Top of The records
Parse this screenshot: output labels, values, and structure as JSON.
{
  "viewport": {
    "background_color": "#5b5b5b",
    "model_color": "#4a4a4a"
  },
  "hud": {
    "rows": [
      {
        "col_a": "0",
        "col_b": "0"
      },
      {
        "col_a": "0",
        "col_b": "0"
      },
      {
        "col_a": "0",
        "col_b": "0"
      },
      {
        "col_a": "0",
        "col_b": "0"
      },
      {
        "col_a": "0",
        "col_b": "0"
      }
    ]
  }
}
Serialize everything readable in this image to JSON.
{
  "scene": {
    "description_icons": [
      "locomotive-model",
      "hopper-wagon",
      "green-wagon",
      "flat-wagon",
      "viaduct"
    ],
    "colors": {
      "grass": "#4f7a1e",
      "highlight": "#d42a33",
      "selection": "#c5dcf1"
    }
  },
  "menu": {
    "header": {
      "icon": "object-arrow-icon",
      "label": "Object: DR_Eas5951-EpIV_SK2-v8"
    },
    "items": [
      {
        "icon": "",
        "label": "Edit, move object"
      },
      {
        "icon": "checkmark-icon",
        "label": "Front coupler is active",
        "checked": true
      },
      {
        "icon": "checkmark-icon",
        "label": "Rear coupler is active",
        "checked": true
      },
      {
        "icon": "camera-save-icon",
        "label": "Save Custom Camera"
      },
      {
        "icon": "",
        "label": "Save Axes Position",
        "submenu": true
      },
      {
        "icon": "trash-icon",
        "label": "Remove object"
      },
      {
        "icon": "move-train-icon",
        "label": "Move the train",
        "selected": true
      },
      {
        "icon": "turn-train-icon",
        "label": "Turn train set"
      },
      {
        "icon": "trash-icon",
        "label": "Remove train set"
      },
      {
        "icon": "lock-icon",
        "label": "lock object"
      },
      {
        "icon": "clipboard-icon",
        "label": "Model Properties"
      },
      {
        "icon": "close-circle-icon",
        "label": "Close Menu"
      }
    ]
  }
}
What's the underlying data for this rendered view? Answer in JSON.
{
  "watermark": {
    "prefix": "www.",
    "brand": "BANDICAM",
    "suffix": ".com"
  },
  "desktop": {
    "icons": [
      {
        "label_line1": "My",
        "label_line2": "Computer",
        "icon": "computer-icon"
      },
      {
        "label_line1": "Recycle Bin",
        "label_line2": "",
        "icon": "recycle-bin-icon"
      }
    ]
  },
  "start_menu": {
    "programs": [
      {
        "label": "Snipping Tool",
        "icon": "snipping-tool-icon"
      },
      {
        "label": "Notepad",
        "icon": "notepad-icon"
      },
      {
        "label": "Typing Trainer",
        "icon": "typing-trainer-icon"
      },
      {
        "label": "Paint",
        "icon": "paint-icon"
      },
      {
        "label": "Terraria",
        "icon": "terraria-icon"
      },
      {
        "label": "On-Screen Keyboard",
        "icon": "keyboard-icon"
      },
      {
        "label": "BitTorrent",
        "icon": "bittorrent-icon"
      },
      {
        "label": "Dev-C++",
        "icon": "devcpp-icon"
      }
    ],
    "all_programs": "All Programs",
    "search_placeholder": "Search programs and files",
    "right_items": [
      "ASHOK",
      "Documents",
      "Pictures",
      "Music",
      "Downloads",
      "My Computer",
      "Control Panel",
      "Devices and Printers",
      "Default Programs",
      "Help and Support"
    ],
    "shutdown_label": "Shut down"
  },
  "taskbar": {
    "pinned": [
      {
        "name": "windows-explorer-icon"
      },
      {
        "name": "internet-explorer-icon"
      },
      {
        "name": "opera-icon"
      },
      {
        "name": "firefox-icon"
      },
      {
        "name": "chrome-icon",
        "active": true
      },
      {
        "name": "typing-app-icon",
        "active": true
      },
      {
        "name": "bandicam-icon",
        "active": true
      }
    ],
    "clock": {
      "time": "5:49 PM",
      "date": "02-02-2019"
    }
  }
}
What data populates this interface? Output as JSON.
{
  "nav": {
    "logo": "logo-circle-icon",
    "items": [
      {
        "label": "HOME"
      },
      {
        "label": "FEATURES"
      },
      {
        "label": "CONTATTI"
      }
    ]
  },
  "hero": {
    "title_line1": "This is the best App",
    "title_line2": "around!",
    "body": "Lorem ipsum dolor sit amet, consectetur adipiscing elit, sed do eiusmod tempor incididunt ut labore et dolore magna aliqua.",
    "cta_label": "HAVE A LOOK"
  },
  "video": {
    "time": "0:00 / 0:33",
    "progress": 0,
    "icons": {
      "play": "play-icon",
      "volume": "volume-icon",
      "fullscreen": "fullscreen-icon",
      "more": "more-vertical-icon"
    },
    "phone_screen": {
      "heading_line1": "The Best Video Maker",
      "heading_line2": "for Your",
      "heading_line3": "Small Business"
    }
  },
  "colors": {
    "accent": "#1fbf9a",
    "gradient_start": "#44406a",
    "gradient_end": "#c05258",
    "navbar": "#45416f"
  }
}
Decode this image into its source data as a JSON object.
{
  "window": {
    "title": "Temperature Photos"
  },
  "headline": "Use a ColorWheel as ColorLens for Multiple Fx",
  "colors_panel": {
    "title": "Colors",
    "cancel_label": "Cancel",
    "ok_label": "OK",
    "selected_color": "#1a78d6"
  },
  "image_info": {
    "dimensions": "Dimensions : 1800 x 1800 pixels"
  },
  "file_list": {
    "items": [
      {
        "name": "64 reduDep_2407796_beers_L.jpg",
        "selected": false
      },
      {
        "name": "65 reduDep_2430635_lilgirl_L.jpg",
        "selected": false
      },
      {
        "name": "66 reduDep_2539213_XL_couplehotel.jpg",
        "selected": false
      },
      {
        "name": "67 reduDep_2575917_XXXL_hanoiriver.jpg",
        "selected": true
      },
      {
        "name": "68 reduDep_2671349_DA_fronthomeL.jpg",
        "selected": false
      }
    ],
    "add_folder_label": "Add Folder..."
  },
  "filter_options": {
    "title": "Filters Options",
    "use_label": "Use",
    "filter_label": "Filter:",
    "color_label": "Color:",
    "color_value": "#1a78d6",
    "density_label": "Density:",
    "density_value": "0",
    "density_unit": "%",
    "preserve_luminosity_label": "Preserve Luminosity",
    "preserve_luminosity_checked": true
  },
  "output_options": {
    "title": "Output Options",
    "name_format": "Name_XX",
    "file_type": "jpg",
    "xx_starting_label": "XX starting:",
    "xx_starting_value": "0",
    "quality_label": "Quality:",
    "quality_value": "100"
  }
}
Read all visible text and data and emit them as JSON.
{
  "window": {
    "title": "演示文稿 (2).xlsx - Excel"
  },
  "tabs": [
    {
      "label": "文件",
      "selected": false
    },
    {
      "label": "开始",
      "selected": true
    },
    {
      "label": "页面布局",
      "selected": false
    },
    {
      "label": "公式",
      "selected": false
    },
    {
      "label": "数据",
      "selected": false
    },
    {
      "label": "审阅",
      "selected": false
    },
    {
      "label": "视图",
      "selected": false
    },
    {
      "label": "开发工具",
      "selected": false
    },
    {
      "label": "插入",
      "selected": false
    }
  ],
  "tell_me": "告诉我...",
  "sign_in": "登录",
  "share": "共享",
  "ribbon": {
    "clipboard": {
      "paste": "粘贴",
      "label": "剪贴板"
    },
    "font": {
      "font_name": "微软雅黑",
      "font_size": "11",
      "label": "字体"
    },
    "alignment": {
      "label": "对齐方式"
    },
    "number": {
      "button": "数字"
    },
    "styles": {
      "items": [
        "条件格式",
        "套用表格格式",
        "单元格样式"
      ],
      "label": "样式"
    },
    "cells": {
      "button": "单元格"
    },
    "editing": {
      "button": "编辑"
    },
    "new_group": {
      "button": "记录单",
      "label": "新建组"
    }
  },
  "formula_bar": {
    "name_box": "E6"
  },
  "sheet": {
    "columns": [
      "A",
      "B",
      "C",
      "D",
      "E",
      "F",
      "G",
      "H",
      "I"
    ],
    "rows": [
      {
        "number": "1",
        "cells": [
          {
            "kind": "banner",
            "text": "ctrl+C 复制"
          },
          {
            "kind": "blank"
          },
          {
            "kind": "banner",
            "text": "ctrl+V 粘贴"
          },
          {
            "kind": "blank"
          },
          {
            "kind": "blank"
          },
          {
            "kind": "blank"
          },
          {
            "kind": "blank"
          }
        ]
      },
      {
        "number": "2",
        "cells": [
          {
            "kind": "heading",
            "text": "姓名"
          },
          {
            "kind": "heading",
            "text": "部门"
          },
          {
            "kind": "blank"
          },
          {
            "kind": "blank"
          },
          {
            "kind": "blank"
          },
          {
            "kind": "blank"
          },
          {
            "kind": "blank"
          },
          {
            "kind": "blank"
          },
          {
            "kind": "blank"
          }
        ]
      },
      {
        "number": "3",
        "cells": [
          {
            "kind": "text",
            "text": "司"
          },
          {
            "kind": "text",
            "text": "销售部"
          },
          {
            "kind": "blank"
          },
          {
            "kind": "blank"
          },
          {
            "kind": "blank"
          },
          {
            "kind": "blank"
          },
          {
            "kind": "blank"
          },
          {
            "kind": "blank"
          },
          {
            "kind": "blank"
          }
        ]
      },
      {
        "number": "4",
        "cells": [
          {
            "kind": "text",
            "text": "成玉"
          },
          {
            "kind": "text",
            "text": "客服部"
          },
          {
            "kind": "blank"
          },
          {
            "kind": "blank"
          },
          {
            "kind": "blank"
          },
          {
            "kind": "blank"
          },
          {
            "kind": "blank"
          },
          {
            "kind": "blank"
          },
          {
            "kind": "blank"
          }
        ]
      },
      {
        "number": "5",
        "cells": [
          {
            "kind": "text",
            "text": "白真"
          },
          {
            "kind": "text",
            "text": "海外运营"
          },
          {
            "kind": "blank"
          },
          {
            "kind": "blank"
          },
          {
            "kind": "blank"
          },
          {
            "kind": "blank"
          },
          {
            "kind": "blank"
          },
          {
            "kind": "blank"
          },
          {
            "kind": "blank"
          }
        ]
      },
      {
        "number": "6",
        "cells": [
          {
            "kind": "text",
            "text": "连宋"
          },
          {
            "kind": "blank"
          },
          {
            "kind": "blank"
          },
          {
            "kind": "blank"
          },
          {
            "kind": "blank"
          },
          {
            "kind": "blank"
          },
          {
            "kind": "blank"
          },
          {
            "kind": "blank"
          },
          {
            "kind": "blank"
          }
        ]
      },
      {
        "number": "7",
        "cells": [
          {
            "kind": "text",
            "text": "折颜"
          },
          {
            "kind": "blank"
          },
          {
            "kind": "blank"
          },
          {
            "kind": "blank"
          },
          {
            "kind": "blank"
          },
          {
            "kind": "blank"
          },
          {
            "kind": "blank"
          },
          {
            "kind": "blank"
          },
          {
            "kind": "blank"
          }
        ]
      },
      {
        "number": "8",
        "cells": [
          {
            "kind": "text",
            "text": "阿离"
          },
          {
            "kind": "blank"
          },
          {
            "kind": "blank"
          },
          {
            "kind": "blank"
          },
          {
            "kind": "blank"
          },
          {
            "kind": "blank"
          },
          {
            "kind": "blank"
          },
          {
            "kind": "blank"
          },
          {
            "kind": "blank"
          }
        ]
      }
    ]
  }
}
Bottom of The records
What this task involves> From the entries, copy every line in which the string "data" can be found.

Expected output>
What's the underlying data for this rendered view? Answer in JSON.
What data populates this interface? Output as JSON.
Decode this image into its source data as a JSON object.
Read all visible text and data and emit them as JSON.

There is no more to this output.